| Directions for this task |
Across the whole listing, filter for the string "true" and copy every line that has it.

| Data |

········

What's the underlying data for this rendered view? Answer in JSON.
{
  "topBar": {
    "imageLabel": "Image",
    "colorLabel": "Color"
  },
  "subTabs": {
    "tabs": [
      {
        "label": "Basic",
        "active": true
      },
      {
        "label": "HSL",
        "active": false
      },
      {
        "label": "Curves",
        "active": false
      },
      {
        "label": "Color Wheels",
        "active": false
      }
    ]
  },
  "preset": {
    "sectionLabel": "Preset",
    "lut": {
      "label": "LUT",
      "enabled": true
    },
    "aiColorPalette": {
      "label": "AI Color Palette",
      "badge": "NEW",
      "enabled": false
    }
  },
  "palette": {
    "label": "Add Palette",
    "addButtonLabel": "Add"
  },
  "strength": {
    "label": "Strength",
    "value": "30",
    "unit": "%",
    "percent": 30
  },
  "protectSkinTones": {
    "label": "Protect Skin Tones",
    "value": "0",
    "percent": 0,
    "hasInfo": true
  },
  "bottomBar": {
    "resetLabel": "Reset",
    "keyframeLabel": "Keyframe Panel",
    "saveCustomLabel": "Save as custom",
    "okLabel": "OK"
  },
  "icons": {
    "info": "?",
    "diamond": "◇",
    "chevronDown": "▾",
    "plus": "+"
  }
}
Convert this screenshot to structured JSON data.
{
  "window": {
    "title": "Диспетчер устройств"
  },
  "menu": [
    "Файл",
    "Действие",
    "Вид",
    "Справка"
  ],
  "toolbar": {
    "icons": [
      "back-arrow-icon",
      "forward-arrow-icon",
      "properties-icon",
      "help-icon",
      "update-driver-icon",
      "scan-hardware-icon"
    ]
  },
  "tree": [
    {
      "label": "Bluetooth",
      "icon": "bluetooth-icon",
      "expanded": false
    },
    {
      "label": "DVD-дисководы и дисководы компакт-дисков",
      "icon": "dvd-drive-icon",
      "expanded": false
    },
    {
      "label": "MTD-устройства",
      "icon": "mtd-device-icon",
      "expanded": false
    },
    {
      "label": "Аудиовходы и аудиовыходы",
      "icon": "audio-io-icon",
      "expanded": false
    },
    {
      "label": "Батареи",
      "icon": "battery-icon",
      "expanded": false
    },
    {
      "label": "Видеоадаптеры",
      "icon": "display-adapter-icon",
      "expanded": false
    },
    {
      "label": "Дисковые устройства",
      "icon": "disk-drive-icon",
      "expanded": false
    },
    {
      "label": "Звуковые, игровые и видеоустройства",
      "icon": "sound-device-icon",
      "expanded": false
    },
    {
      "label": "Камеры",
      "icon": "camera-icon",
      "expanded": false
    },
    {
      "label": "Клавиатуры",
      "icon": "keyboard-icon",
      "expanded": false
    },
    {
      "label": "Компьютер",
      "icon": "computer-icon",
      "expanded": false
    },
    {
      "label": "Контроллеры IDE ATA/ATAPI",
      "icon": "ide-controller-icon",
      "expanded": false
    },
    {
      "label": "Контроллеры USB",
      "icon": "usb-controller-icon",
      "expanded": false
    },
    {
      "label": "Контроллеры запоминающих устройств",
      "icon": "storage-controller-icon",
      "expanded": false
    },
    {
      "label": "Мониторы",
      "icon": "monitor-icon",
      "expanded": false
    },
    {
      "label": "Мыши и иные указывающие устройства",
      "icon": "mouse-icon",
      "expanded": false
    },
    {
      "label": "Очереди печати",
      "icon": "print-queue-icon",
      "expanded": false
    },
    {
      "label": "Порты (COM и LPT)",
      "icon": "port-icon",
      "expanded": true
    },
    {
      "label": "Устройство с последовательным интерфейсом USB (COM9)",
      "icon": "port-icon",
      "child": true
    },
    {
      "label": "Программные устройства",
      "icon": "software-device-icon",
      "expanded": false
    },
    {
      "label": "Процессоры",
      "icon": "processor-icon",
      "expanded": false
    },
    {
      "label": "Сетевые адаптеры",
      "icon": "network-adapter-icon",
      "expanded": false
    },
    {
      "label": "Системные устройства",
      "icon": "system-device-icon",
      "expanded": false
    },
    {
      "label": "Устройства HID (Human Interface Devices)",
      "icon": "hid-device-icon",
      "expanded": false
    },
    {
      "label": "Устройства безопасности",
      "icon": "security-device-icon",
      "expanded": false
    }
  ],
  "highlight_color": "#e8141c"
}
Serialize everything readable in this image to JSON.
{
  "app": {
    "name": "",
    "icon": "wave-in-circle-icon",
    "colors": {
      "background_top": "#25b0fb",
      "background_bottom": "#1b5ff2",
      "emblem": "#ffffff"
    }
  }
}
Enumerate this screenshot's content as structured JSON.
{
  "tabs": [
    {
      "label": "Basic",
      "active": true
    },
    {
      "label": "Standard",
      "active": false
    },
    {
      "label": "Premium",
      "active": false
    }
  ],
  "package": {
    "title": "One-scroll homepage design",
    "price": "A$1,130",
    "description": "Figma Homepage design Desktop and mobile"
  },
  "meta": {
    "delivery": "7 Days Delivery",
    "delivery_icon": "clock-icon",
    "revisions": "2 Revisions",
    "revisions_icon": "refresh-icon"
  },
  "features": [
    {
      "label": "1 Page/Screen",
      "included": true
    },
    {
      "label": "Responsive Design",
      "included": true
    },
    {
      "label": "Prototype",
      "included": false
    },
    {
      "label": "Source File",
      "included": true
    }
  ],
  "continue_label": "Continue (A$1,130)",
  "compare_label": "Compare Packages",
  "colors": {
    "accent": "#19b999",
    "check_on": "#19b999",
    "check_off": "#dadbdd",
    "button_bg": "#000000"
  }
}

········

| Response below |
        "active": true
      "enabled": true
    "hasInfo": true
      "expanded": true
      "child": true
      "active": true
      "included": true
      "included": true
      "included": true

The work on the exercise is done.